→ TASK TO COMPLETE: Reproduce the records below exactly; the images should not appear.

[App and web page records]
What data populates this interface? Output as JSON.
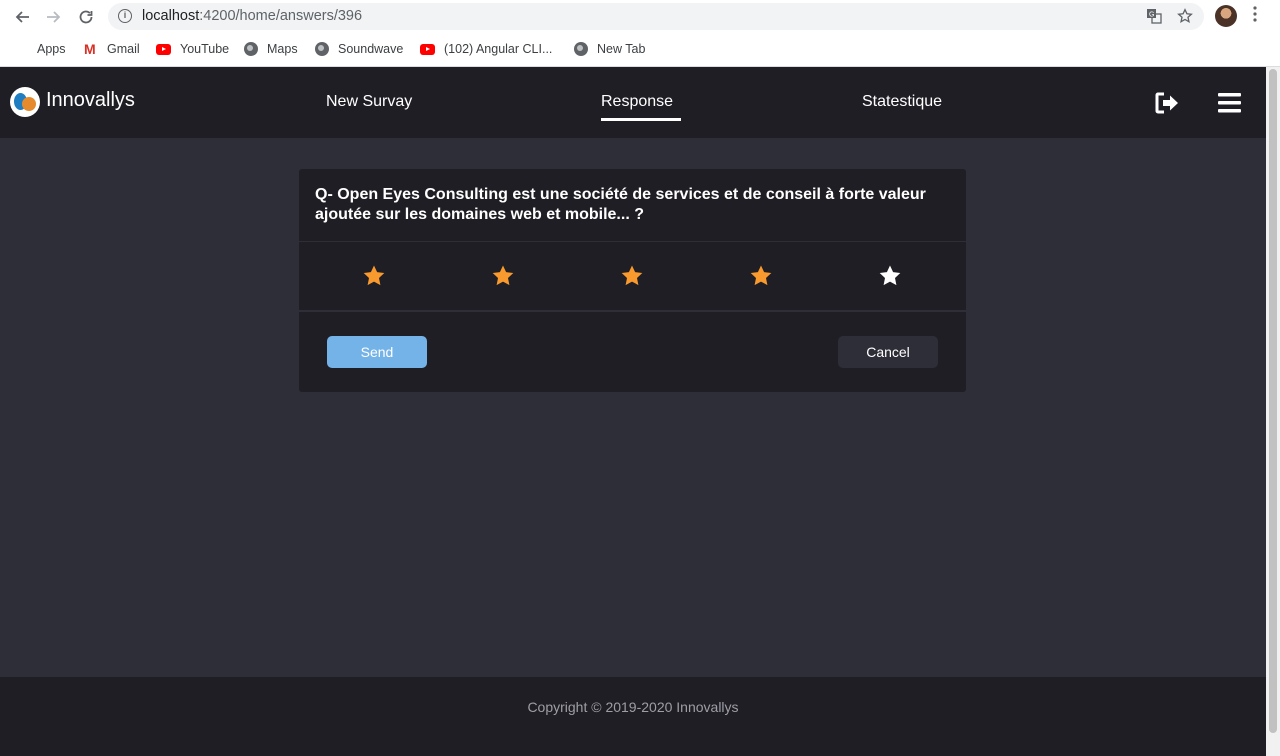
{
  "browser": {
    "url_host": "localhost",
    "url_path": ":4200/home/answers/396",
    "bookmarks": [
      {
        "label": "Apps",
        "icon": "apps-grid-icon"
      },
      {
        "label": "Gmail",
        "icon": "gmail-icon"
      },
      {
        "label": "YouTube",
        "icon": "youtube-icon"
      },
      {
        "label": "Maps",
        "icon": "globe-icon"
      },
      {
        "label": "Soundwave",
        "icon": "globe-icon"
      },
      {
        "label": "(102) Angular CLI...",
        "icon": "youtube-icon"
      },
      {
        "label": "New Tab",
        "icon": "globe-icon"
      }
    ]
  },
  "header": {
    "brand": "Innovallys",
    "nav": [
      {
        "label": "New Survay",
        "active": false
      },
      {
        "label": "Response",
        "active": true
      },
      {
        "label": "Statestique",
        "active": false
      }
    ],
    "icons": [
      "logout-icon",
      "menu-icon"
    ]
  },
  "survey": {
    "question": "Q- Open Eyes Consulting est une société de services et de conseil à forte valeur ajoutée sur les domaines web et mobile... ?",
    "rating": {
      "value": 4,
      "max": 5
    },
    "colors": {
      "star_filled": "#f89a2e",
      "star_empty": "#ffffff"
    },
    "send_label": "Send",
    "cancel_label": "Cancel"
  },
  "footer": {
    "copyright": "Copyright © 2019-2020 Innovallys"
  },
  "colors": {
    "header_bg": "#1f1e24",
    "page_bg": "#2e2e38",
    "send_bg": "#74b3e8"
  }
}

→ YOUR RESPONSE:
What data populates this interface? Output as JSON.
{
  "browser": {
    "url_host": "localhost",
    "url_path": ":4200/home/answers/396",
    "bookmarks": [
      {
        "label": "Apps",
        "icon": "apps-grid-icon"
      },
      {
        "label": "Gmail",
        "icon": "gmail-icon"
      },
      {
        "label": "YouTube",
        "icon": "youtube-icon"
      },
      {
        "label": "Maps",
        "icon": "globe-icon"
      },
      {
        "label": "Soundwave",
        "icon": "globe-icon"
      },
      {
        "label": "(102) Angular CLI...",
        "icon": "youtube-icon"
      },
      {
        "label": "New Tab",
        "icon": "globe-icon"
      }
    ]
  },
  "header": {
    "brand": "Innovallys",
    "nav": [
      {
        "label": "New Survay",
        "active": false
      },
      {
        "label": "Response",
        "active": true
      },
      {
        "label": "Statestique",
        "active": false
      }
    ],
    "icons": [
      "logout-icon",
      "menu-icon"
    ]
  },
  "survey": {
    "question": "Q- Open Eyes Consulting est une société de services et de conseil à forte valeur ajoutée sur les domaines web et mobile... ?",
    "rating": {
      "value": 4,
      "max": 5
    },
    "colors": {
      "star_filled": "#f89a2e",
      "star_empty": "#ffffff"
    },
    "send_label": "Send",
    "cancel_label": "Cancel"
  },
  "footer": {
    "copyright": "Copyright © 2019-2020 Innovallys"
  },
  "colors": {
    "header_bg": "#1f1e24",
    "page_bg": "#2e2e38",
    "send_bg": "#74b3e8"
  }
}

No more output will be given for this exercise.